With the wind in my face I rounded a trail to find a small Billy blocking my path. He was 10 feet from where I stood. Reflexive action and recently developed muscle memory positioned the bow in my outstretched arm, the peepsight aligining my eye with the single 20-yard pin. Before he could move, my pin just below his jawline, I released my arrow. Time stood still. I could see the arrow flex, the plastic vanes starting to rotate as the arrow slid over the rest and left the bow. The animal stood still as my arrow sailed cleanly between its broad horns, over the cliff into the rocky ravine beyond. My heart dropped just as fast and missed a couple of beats as my arrow missed its target. At 10 feet, the Billy was too close to me, and was something I had not practiced.
An hour later I saw the back end of a large horned, brown billy round a corner in front of me. I could hear his padded hooves on the rocks as he circled back on a ledge above me. I leaned into the cliff face to nock an arrow and draw the string. The trail was less than 2 feet wide and the drop was not something I wanted to think about. I pointed my arrow upwards in the cocked bow and slowly leaned out across the trail. My movement caught the goat’s eye and he peered down at me…from 8 feet away.
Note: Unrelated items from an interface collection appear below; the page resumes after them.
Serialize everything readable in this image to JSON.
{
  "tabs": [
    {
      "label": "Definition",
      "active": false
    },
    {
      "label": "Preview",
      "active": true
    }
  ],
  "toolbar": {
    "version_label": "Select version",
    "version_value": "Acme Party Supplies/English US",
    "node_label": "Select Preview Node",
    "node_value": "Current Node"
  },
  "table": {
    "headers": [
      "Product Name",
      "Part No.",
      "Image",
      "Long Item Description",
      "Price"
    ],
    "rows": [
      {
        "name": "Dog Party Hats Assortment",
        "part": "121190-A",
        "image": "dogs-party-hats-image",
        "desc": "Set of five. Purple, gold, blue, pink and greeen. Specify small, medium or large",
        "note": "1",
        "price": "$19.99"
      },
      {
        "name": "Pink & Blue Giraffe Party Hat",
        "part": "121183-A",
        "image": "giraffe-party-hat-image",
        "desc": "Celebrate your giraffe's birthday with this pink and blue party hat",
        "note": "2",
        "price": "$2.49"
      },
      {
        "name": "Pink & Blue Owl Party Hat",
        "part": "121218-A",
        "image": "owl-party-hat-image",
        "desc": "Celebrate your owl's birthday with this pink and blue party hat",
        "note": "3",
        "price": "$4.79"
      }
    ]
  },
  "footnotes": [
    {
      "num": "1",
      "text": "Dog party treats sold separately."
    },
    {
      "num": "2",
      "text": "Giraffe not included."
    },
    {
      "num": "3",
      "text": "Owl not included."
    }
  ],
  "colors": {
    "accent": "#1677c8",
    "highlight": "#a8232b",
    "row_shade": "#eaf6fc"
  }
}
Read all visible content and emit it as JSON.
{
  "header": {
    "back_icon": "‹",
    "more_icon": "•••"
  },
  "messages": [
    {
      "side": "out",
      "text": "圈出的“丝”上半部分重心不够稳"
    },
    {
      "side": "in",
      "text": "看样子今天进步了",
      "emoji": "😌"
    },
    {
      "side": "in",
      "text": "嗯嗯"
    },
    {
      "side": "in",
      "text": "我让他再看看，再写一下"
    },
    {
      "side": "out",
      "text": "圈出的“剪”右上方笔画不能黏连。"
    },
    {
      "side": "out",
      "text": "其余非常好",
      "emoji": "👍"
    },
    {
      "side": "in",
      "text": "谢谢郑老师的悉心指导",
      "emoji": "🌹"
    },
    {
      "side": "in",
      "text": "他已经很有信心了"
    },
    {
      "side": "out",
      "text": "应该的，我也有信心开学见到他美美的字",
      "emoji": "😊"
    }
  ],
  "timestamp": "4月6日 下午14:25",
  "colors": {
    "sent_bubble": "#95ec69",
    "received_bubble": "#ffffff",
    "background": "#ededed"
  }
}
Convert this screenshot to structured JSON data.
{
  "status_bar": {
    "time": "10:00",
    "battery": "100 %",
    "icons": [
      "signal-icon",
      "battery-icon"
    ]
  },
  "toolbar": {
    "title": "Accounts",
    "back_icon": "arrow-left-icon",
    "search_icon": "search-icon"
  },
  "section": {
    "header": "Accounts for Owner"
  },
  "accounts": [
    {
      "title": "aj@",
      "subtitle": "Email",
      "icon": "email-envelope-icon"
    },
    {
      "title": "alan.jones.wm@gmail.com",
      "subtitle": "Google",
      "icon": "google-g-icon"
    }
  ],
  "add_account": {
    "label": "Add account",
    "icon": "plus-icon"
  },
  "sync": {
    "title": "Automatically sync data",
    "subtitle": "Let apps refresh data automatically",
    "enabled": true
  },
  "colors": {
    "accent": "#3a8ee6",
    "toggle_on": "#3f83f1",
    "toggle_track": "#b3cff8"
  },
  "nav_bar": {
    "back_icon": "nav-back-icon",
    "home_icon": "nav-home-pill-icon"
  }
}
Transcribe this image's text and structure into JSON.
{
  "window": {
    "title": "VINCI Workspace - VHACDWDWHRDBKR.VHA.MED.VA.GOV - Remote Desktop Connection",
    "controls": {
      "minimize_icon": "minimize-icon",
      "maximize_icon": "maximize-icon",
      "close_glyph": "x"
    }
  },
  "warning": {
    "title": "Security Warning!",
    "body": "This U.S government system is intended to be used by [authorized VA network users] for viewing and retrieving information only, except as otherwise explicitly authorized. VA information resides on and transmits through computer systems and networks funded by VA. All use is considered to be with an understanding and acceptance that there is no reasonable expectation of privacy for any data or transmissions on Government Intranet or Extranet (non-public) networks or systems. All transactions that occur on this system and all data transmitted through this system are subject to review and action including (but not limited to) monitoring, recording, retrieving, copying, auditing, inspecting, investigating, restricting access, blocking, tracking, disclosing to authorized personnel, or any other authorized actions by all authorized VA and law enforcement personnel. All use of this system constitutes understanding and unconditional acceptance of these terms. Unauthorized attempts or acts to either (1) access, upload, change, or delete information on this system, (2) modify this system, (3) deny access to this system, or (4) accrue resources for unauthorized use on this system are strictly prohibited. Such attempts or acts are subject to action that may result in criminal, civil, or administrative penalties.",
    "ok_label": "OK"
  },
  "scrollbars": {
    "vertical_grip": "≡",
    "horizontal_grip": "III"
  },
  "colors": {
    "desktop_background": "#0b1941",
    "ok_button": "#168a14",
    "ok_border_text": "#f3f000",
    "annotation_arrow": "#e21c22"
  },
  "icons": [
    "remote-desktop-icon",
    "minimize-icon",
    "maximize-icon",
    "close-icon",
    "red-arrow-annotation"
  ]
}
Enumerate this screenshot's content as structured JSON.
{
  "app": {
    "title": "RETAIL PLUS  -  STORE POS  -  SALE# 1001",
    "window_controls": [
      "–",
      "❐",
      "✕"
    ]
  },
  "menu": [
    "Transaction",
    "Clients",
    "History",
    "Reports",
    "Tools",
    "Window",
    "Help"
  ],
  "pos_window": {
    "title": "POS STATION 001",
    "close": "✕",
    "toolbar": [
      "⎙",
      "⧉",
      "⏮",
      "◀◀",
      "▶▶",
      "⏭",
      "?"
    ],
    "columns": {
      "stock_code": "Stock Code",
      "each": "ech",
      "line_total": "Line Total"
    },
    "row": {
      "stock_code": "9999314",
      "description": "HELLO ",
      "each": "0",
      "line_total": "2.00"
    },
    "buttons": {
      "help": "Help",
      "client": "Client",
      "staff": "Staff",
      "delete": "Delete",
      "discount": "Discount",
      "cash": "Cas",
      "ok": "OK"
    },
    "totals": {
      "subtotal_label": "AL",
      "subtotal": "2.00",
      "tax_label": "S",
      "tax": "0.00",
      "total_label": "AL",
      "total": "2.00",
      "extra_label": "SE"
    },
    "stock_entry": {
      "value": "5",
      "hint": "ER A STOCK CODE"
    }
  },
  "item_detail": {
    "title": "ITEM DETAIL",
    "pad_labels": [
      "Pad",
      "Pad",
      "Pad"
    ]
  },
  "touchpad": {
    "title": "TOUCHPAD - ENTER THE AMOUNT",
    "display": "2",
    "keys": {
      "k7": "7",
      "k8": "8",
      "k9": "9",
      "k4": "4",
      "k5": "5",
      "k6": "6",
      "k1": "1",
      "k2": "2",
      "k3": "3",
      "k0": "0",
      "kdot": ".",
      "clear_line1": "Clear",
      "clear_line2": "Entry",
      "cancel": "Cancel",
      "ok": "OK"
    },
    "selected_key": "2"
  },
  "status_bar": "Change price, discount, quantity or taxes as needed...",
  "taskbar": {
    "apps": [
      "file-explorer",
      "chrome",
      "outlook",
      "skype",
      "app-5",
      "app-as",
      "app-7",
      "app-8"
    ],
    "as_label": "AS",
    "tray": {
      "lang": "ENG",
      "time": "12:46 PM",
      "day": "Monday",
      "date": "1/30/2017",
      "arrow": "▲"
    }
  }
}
This time, shooting instinctive without my sight pin, I “felt” the arrow into his chest and watched him vaporize.
I waited about 30 minutes, sitting on the trail, pondering the outcome. I knew it takes some time for the broadhead to do its work, and I needed the time to hydrate and get my heartbeat back down to a normal level. The vision of the events played over again in my mind as I sat looking at the sparkling azur coastline 2500 feet below me. It took me about 10 minutes to negotiate to the point above me where the goat had been. A pile of long chest hair told me that my arrow had been true.
All my reading of bowhunting articles, practice, and my patience while sitting on the trail had paid off. Following the blood trail was as easy as following a painter splashing bushes with a soaked 8 inch wide paintbrush. I could picture the blood spurting from the clean wound with every step the goat took. The animal ran less than a hundred yards, losing several parts of my broken arrow along the way, before coming to rest in a 50 foot deep ravine. As the adreneline started to drain, I climbed down into the ravine and got down to the task of dressing out my kill.
In the spirit of the native hunters, I wanted to honor this animal for giving his life to me by using every part of it that I could. My son and I tanned the hide and made a quiver for his small target arrows, while the feet became part of a rack for our bows and arrows. The horns and skull were European-style mounted and the meat fed many friends as I danced around a BBQ fire and recounted my hunt.
My arsenal of bows has since been modernized, but my first compound is still my favorite and most productive with fish and game. The secondhand bow, once doomed for the landfill, became a legend in the hands of a believer in the true spirit of the hunt.

© 2008 Chuck Cardamon